▶ _YOUR TASK_
The answer is a number and only a number: how many lines of the data include the string "JSON"?

[Interface dataset entries]
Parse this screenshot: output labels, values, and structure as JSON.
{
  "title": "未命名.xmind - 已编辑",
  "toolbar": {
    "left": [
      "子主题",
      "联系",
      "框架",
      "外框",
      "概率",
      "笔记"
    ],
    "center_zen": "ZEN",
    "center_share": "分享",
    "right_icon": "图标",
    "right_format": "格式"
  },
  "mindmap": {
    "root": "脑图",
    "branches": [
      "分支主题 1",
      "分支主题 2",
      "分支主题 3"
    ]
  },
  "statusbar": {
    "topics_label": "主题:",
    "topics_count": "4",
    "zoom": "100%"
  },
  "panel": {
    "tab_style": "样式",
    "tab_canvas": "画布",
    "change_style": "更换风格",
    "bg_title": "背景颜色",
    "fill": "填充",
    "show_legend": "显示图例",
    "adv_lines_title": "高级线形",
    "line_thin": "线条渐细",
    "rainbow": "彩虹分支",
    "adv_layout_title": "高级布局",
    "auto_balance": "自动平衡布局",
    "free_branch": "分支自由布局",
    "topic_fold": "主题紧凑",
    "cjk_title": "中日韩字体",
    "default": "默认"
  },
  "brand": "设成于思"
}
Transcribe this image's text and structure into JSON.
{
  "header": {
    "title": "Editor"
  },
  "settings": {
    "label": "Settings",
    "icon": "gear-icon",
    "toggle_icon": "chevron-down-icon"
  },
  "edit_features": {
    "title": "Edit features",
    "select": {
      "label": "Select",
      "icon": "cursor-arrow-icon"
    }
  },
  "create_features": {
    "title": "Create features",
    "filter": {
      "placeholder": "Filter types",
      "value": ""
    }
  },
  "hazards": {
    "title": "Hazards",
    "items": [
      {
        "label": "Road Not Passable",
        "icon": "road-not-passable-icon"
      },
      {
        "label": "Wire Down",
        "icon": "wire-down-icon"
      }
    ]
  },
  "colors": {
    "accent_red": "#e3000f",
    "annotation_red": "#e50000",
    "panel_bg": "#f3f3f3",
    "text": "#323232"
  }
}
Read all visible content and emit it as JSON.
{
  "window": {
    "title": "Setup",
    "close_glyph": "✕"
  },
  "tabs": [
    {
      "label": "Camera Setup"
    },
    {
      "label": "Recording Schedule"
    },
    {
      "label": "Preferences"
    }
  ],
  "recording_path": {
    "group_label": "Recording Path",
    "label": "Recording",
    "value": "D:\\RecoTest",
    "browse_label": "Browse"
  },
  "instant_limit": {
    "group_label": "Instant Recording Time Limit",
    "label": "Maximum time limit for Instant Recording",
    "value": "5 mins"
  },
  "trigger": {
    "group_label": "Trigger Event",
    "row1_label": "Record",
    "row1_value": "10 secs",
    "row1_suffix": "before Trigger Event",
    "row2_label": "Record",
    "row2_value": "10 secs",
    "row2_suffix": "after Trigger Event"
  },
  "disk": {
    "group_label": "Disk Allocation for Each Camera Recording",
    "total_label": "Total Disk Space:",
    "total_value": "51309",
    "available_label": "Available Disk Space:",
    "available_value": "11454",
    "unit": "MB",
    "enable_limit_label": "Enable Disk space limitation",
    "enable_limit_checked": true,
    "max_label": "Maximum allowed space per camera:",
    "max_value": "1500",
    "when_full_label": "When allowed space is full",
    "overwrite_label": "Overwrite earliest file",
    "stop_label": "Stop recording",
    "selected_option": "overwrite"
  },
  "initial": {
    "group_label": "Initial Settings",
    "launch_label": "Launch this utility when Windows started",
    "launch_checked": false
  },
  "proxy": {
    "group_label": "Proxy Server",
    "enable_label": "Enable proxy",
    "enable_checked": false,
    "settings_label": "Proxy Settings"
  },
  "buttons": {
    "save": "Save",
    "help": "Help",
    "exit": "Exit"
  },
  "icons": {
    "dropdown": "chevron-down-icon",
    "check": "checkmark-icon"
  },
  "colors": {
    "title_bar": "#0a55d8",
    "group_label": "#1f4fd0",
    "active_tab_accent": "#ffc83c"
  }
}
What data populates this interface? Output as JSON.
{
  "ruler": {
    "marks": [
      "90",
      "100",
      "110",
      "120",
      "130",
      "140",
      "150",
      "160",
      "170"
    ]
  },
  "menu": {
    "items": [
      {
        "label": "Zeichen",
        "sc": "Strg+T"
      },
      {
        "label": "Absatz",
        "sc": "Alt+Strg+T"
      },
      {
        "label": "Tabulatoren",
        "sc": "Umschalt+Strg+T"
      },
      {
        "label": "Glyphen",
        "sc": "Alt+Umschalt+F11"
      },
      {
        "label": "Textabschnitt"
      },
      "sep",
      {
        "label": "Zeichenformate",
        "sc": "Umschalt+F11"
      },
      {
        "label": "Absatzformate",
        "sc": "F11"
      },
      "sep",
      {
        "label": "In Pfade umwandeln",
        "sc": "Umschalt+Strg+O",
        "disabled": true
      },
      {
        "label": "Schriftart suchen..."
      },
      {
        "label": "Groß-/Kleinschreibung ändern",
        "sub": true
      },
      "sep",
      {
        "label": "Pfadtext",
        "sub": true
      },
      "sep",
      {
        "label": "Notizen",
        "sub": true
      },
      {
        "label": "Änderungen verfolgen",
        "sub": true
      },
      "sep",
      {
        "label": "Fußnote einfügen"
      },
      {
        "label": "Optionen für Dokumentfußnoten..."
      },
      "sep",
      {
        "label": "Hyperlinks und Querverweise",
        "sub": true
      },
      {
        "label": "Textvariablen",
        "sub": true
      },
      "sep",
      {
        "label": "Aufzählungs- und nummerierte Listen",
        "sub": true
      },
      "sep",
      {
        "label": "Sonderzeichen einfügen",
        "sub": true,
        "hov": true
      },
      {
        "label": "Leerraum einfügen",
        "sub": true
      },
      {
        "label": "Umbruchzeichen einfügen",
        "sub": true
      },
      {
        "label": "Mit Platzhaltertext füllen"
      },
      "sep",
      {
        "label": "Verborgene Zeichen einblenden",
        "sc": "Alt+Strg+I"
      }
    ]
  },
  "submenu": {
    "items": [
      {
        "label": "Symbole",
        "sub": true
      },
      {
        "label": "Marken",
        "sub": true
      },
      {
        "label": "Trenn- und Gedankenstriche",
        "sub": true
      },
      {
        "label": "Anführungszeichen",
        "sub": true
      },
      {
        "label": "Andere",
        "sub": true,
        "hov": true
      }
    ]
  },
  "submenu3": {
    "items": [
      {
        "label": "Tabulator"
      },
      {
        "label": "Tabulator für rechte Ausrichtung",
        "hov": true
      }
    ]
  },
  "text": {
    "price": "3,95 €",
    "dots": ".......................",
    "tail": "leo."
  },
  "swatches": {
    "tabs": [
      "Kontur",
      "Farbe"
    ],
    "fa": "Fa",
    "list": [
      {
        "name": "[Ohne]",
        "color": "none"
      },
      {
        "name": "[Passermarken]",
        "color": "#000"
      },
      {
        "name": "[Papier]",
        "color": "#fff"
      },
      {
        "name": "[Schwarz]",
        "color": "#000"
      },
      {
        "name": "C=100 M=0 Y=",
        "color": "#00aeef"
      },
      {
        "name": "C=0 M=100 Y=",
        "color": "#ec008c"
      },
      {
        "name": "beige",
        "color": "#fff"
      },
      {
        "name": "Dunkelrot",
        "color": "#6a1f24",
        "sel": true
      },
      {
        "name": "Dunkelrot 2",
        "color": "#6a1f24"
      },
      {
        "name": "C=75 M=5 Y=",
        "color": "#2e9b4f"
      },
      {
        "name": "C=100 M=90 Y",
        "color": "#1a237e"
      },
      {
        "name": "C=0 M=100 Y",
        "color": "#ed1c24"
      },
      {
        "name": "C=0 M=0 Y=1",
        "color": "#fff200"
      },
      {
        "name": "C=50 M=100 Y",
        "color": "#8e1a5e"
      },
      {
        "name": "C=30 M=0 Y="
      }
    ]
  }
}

▶ _RESPONSE TO THIS TASK_
4